Hi! It's been said that

Hi! It's been said that before you write about life, you first have to live it. Do you think the range of expectations some place on motherhood homogonizes the experiences of writers who are also mothers? Do writers who are mothers need to work harder than writers who are fathers to have access to sources of inspiration and material beyond the home?

Just to add to Melissa's

Just to add to Melissa's comment about literary magazines looking for work by mothers, Literary Mama ( is a terrific journal. There's also Brain, Child ( Does anyone know of other good magazines or websites looking for work by mothers? 

I have heard Save the Cat!

I have heard Save the Cat! mentioned before, I'll check it out. Thank you so much for the comments and encouragement. And thanks for the article, which I loved!


What a gift, mlakers. It's a

What a gift, mlakers. It's a lot like going into a story and trusting the process without trying to control the ending, at least in the drafting phase. Trusting my writing, like trusting my parenting and my partner's ways of doing it differenting, isn't easy, but I think it's worth it to learn. I wrote more in residency in one month than I had the entire previous year. And I wrote deeper and took more risk with prose without the time constraints. 

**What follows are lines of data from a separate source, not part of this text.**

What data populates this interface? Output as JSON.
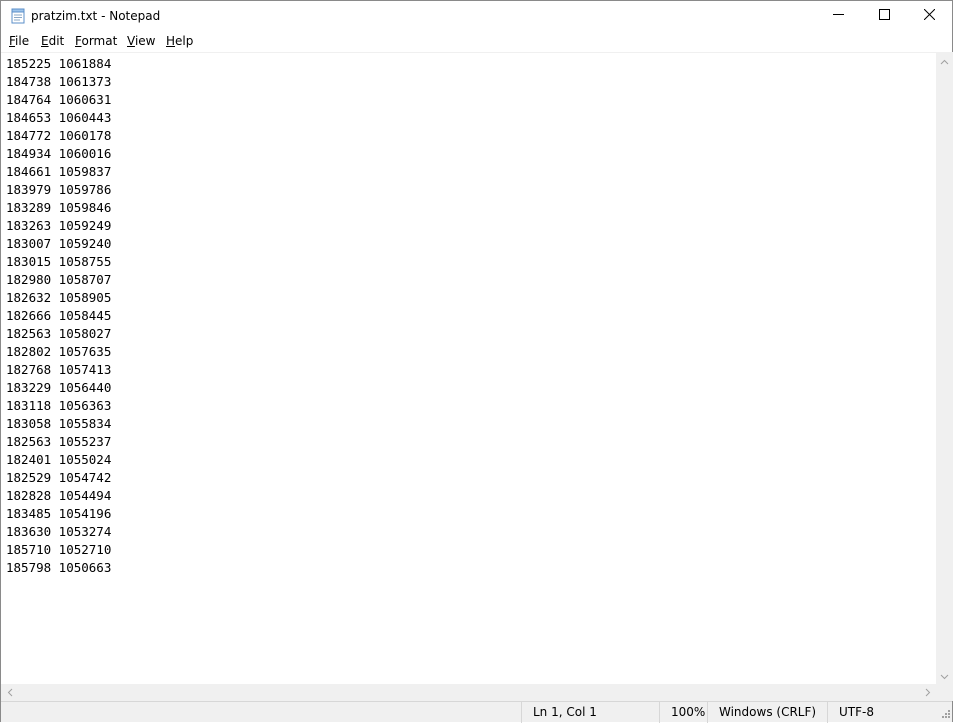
{
  "window": {
    "title": "pratzim.txt - Notepad"
  },
  "icons": {
    "app": "notepad-icon",
    "minimize": "minimize-icon",
    "maximize": "maximize-icon",
    "close": "close-icon"
  },
  "menu": {
    "file": {
      "mnemonic": "F",
      "rest": "ile"
    },
    "edit": {
      "mnemonic": "E",
      "rest": "dit"
    },
    "format": {
      "mnemonic": "F",
      "rest": "ormat"
    },
    "view": {
      "mnemonic": "V",
      "rest": "iew"
    },
    "help": {
      "mnemonic": "H",
      "rest": "elp"
    }
  },
  "document": {
    "lines": [
      "185225 1061884",
      "184738 1061373",
      "184764 1060631",
      "184653 1060443",
      "184772 1060178",
      "184934 1060016",
      "184661 1059837",
      "183979 1059786",
      "183289 1059846",
      "183263 1059249",
      "183007 1059240",
      "183015 1058755",
      "182980 1058707",
      "182632 1058905",
      "182666 1058445",
      "182563 1058027",
      "182802 1057635",
      "182768 1057413",
      "183229 1056440",
      "183118 1056363",
      "183058 1055834",
      "182563 1055237",
      "182401 1055024",
      "182529 1054742",
      "182828 1054494",
      "183485 1054196",
      "183630 1053274",
      "185710 1052710",
      "185798 1050663"
    ]
  },
  "status": {
    "position": "Ln 1, Col 1",
    "zoom": "100%",
    "line_ending": "Windows (CRLF)",
    "encoding": "UTF-8"
  }
}
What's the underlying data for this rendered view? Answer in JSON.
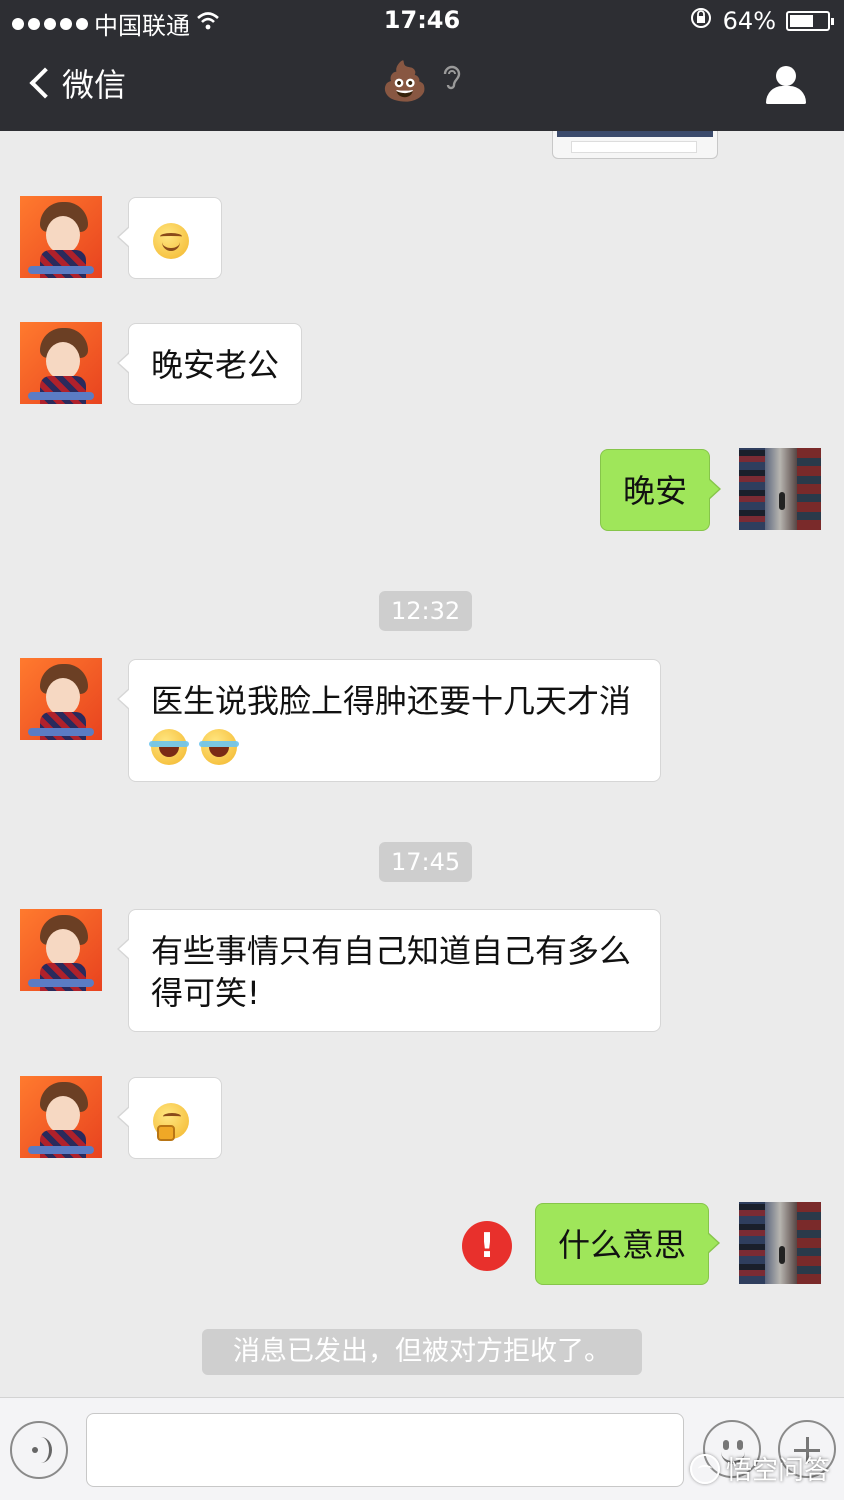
{
  "status_bar": {
    "carrier": "中国联通",
    "time": "17:46",
    "battery": "64%",
    "battery_level": 0.64
  },
  "nav": {
    "back_label": "微信",
    "title_emoji": "💩",
    "ear_icon": "ear-icon",
    "profile_icon": "person-icon"
  },
  "messages": [
    {
      "side": "left",
      "type": "emoji",
      "emoji": "smile"
    },
    {
      "side": "left",
      "type": "text",
      "text": "晚安老公"
    },
    {
      "side": "right",
      "type": "text",
      "text": "晚安"
    },
    {
      "type": "timestamp",
      "text": "12:32"
    },
    {
      "side": "left",
      "type": "text",
      "text": "医生说我脸上得肿还要十几天才消"
    },
    {
      "type": "timestamp",
      "text": "17:45"
    },
    {
      "side": "left",
      "type": "text",
      "text": "有些事情只有自己知道自己有多么得可笑!"
    },
    {
      "side": "left",
      "type": "emoji",
      "emoji": "thinking"
    },
    {
      "side": "right",
      "type": "text",
      "text": "什么意思",
      "failed": true
    }
  ],
  "system_notice": "消息已发出，但被对方拒收了。",
  "input": {
    "placeholder": "",
    "value": ""
  },
  "watermark": "悟空问答",
  "colors": {
    "topbar": "#2d2e33",
    "background": "#ebebeb",
    "sent_bubble": "#9fe65a",
    "received_bubble": "#ffffff",
    "error": "#e8302c"
  }
}
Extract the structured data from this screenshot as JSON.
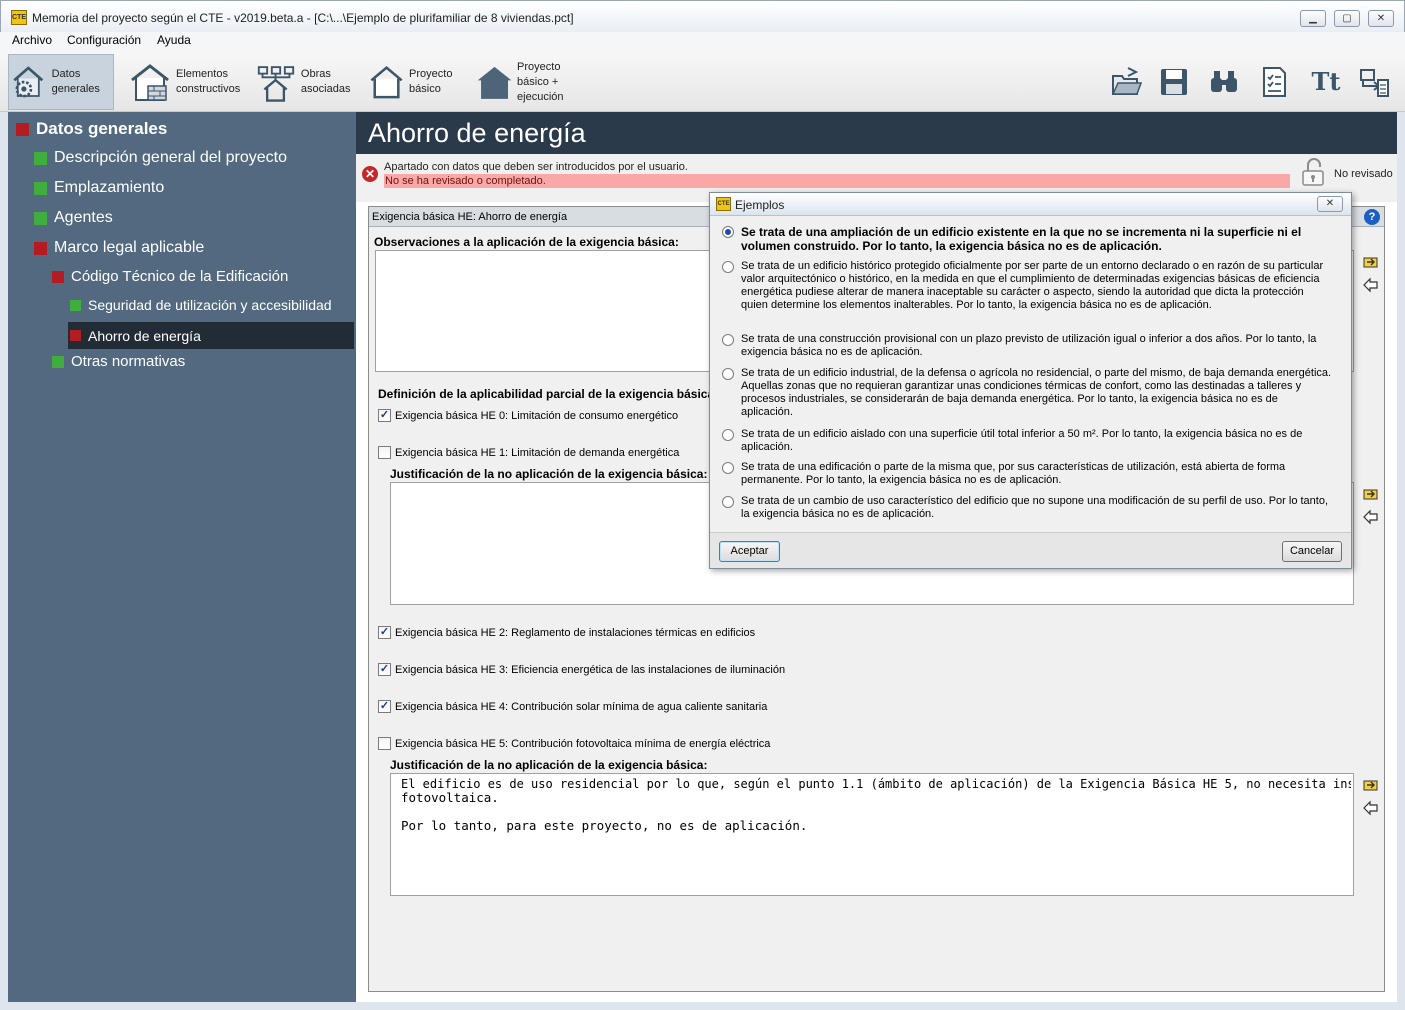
{
  "window": {
    "title": "Memoria del proyecto según el CTE - v2019.beta.a - [C:\\...\\Ejemplo de plurifamiliar de 8 viviendas.pct]",
    "app_icon_text": "CTE",
    "minimize": "▁",
    "maximize": "▢",
    "close": "✕"
  },
  "menu": {
    "items": [
      "Archivo",
      "Configuración",
      "Ayuda"
    ]
  },
  "toolbar": {
    "buttons": [
      {
        "label": "Datos generales",
        "icon": "gear-house-icon"
      },
      {
        "label": "Elementos constructivos",
        "icon": "house-wall-icon"
      },
      {
        "label": "Obras asociadas",
        "icon": "network-house-icon"
      },
      {
        "label": "Proyecto básico",
        "icon": "house-outline-icon"
      },
      {
        "label": "Proyecto básico + ejecución",
        "icon": "house-filled-icon"
      }
    ],
    "right_icons": [
      "open-folder-icon",
      "save-icon",
      "binoculars-icon",
      "report-icon",
      "font-icon",
      "export-icon"
    ],
    "font_icon_text": "Tt"
  },
  "sidebar": {
    "items": [
      {
        "label": "Datos generales",
        "status": "red"
      },
      {
        "label": "Descripción general del proyecto",
        "status": "green"
      },
      {
        "label": "Emplazamiento",
        "status": "green"
      },
      {
        "label": "Agentes",
        "status": "green"
      },
      {
        "label": "Marco legal aplicable",
        "status": "red"
      },
      {
        "label": "Código Técnico de la Edificación",
        "status": "red"
      },
      {
        "label": "Seguridad de utilización y accesibilidad",
        "status": "green"
      },
      {
        "label": "Ahorro de energía",
        "status": "red"
      },
      {
        "label": "Otras normativas",
        "status": "green"
      }
    ],
    "colors": {
      "red": "#b21c22",
      "green": "#3fae3f",
      "background": "#52697f",
      "selected": "#222c36"
    }
  },
  "main": {
    "header": "Ahorro de energía",
    "status": {
      "line1": "Apartado con datos que deben ser introducidos por el usuario.",
      "line2": "No se ha revisado o completado.",
      "review_label": "No revisado"
    },
    "panel": {
      "title": "Exigencia básica HE: Ahorro de energía",
      "help": "?",
      "observaciones_label": "Observaciones a la aplicación de la exigencia básica:",
      "observaciones_value": "",
      "definicion_label": "Definición de la aplicabilidad parcial de la exigencia básica",
      "he0": {
        "label": "Exigencia básica HE 0: Limitación de consumo energético",
        "checked": true
      },
      "he1": {
        "label": "Exigencia básica HE 1: Limitación de demanda energética",
        "checked": false
      },
      "justificacion1_label": "Justificación de la no aplicación de la exigencia básica:",
      "justificacion1_value": "",
      "he2": {
        "label": "Exigencia básica HE 2: Reglamento de instalaciones térmicas en edificios",
        "checked": true
      },
      "he3": {
        "label": "Exigencia básica HE 3: Eficiencia energética de las instalaciones de iluminación",
        "checked": true
      },
      "he4": {
        "label": "Exigencia básica HE 4: Contribución solar mínima de agua caliente sanitaria",
        "checked": true
      },
      "he5": {
        "label": "Exigencia básica HE 5: Contribución fotovoltaica mínima de energía eléctrica",
        "checked": false
      },
      "justificacion5_label": "Justificación de la no aplicación de la exigencia básica:",
      "justificacion5_line1": "El edificio es de uso residencial por lo que, según el punto 1.1 (ámbito de aplicación) de la Exigencia Básica HE 5, no necesita instalación solar",
      "justificacion5_line2": "fotovoltaica.",
      "justificacion5_line3": "Por lo tanto, para este proyecto, no es de aplicación."
    }
  },
  "dialog": {
    "title": "Ejemplos",
    "close": "✕",
    "options": [
      {
        "text": "Se trata de una ampliación de un edificio existente en la que no se incrementa ni la superficie ni el volumen construido. Por lo tanto, la exigencia básica no es de aplicación.",
        "selected": true
      },
      {
        "text": "Se trata de un edificio histórico protegido oficialmente por ser parte de un entorno declarado o en razón de su particular valor arquitectónico o histórico, en la medida en que el cumplimiento de determinadas exigencias básicas de eficiencia energética pudiese alterar de manera inaceptable su carácter o aspecto, siendo la autoridad que dicta la protección quien determine los elementos inalterables. Por lo tanto, la exigencia básica no es de aplicación.",
        "selected": false
      },
      {
        "text": "Se trata de una construcción provisional con un plazo previsto de utilización igual o inferior a dos años. Por lo tanto, la exigencia básica no es de aplicación.",
        "selected": false
      },
      {
        "text": "Se trata de un edificio industrial, de la defensa o agrícola no residencial, o parte del mismo, de baja demanda energética. Aquellas zonas que no requieran garantizar unas condiciones térmicas de confort, como las destinadas a talleres y procesos industriales, se considerarán de baja demanda energética. Por lo tanto, la exigencia básica no es de aplicación.",
        "selected": false
      },
      {
        "text": "Se trata de un edificio aislado con una superficie útil total inferior a 50 m². Por lo tanto, la exigencia básica no es de aplicación.",
        "selected": false
      },
      {
        "text": "Se trata de una edificación o parte de la misma que, por sus características de utilización, está abierta de forma permanente. Por lo tanto, la exigencia básica no es de aplicación.",
        "selected": false
      },
      {
        "text": "Se trata de un cambio de uso característico del edificio que no supone una modificación de su perfil de uso. Por lo tanto, la exigencia básica no es de aplicación.",
        "selected": false
      }
    ],
    "accept": "Aceptar",
    "cancel": "Cancelar"
  }
}
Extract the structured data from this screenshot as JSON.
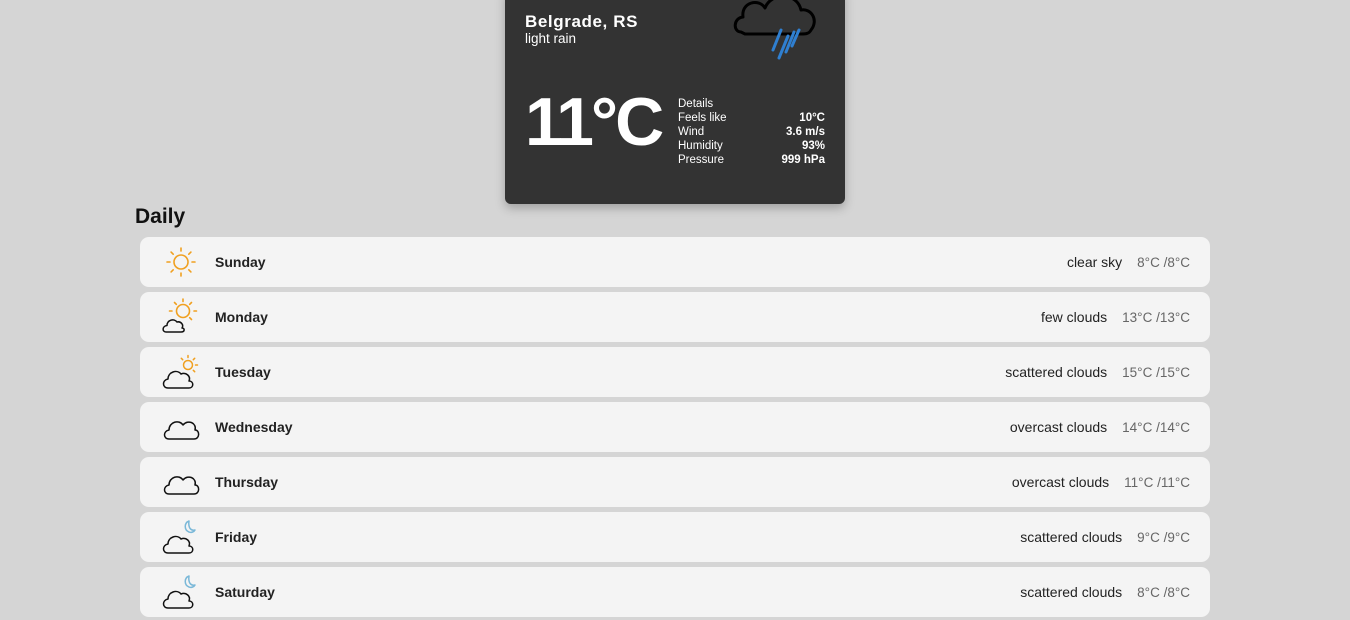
{
  "current": {
    "city": "Belgrade, RS",
    "description": "light rain",
    "temperature": "11°C",
    "icon": "rain-cloud-icon",
    "details_title": "Details",
    "details": [
      {
        "label": "Feels like",
        "value": "10°C"
      },
      {
        "label": "Wind",
        "value": "3.6 m/s"
      },
      {
        "label": "Humidity",
        "value": "93%"
      },
      {
        "label": "Pressure",
        "value": "999 hPa"
      }
    ]
  },
  "daily": {
    "title": "Daily",
    "days": [
      {
        "name": "Sunday",
        "description": "clear sky",
        "temps": "8°C /8°C",
        "icon": "sun-icon"
      },
      {
        "name": "Monday",
        "description": "few clouds",
        "temps": "13°C /13°C",
        "icon": "sun-cloud-icon"
      },
      {
        "name": "Tuesday",
        "description": "scattered clouds",
        "temps": "15°C /15°C",
        "icon": "cloud-sun-icon"
      },
      {
        "name": "Wednesday",
        "description": "overcast clouds",
        "temps": "14°C /14°C",
        "icon": "cloud-icon"
      },
      {
        "name": "Thursday",
        "description": "overcast clouds",
        "temps": "11°C /11°C",
        "icon": "cloud-icon"
      },
      {
        "name": "Friday",
        "description": "scattered clouds",
        "temps": "9°C /9°C",
        "icon": "cloud-moon-icon"
      },
      {
        "name": "Saturday",
        "description": "scattered clouds",
        "temps": "8°C /8°C",
        "icon": "cloud-moon-icon"
      }
    ]
  },
  "colors": {
    "page_background": "#d5d5d5",
    "card_background": "#333333",
    "row_background": "#f4f4f4",
    "rain": "#2f7fd0",
    "sun": "#f0a020",
    "moon": "#7ab8d8"
  }
}
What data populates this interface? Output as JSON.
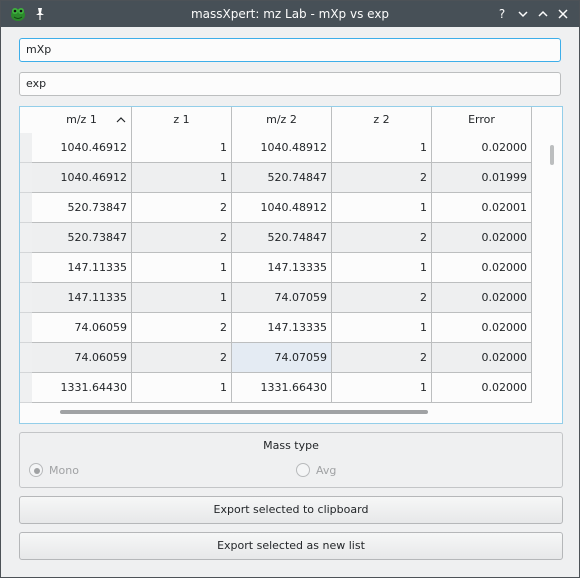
{
  "window": {
    "title": "massXpert: mz Lab - mXp vs exp"
  },
  "fields": {
    "first_value": "mXp",
    "second_value": "exp"
  },
  "table": {
    "columns": [
      "m/z 1",
      "z 1",
      "m/z 2",
      "z 2",
      "Error"
    ],
    "sort_indicator": "^",
    "rows": [
      [
        "1040.46912",
        "1",
        "1040.48912",
        "1",
        "0.02000"
      ],
      [
        "1040.46912",
        "1",
        "520.74847",
        "2",
        "0.01999"
      ],
      [
        "520.73847",
        "2",
        "1040.48912",
        "1",
        "0.02001"
      ],
      [
        "520.73847",
        "2",
        "520.74847",
        "2",
        "0.02000"
      ],
      [
        "147.11335",
        "1",
        "147.13335",
        "1",
        "0.02000"
      ],
      [
        "147.11335",
        "1",
        "74.07059",
        "2",
        "0.02000"
      ],
      [
        "74.06059",
        "2",
        "147.13335",
        "1",
        "0.02000"
      ],
      [
        "74.06059",
        "2",
        "74.07059",
        "2",
        "0.02000"
      ],
      [
        "1331.64430",
        "1",
        "1331.66430",
        "1",
        "0.02000"
      ]
    ]
  },
  "mass_type": {
    "title": "Mass type",
    "mono_label": "Mono",
    "avg_label": "Avg",
    "selected": "Mono"
  },
  "buttons": {
    "export_clipboard": "Export selected to clipboard",
    "export_new_list": "Export selected as new list"
  },
  "icons": {
    "app": "frog-icon",
    "pin": "pin-icon",
    "help": "?",
    "minimize": "v",
    "maximize": "^",
    "close": "x"
  }
}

Brain, Child, and Literary

Brain, Child, and Literary Mama are some of my favorite places I've published, mfaliveno, but I've been pleased, too, by how much literary journals not necessarily devoted to motherhood have been receptive to work about parenting. 

Becky Tuch at The Review,

Becky Tuch at The Review, Review had a great piece on magazines specifically looking for women's experiences

I believe it's inactive right

I believe it's inactive right now, but I found a home on the Tumblr Literary Mothers for an essay about Grace Paley I had had kicking around in my brain for about a decade...

Great question, johnrwalshj.

Great question, johnrwalshj. Plenty of my writing doesn't have to do with motherhood or parenting at all. I've never had a problem finding material, but I've always struggled to carve out space for the writing. It requires such a solitude that caregiving and daily life isn't always conducive to. I think that's why a residency is such a gift and a challenge. Most of the other fellows I was in residency with weren't parents, but their life responsibilities and roles were just as consuming as mine. 

Mother writers do get asked questions, though, that father writers don't like "What about the kids?" I think that's on us to see the writer and the person and not just the mother. 

You're welcome, htownjenny!

You're welcome, htownjenny! I'm so pleased our paths crossed here. Best of luck to your and your writing life. 

Thanks, everyone, for a great

Thanks, everyone, for a great chat -- and thank you, mscholesyoung, for writing such an important article and taking the time to engage with us here! And please, everyone, continue the conversation...

Just another note on

Just another note on resources, for parents looking to attend retreats the Sustainable Arts Foundation is a nonprofit that offers annual grants to writers with children under the age of 18. They've also begun a program that funds to retreats that work to make their programs more family friendly, for those writers who want to attend a residency and bring their kids along.

And here's a great video about family-friendly retreats:

I love this list at Electric

I love this list at Electric Lit that has recommended reading for parents, htownjenny. Some great reads!

Thanks for giving my voice

Thanks for giving my voice space, klarimer. And a huge round of applause to mfaliveno for moderating this conversation and editing my essay. Y'all do good work in the world. I'm happy to be a part of the Poets & Writers community.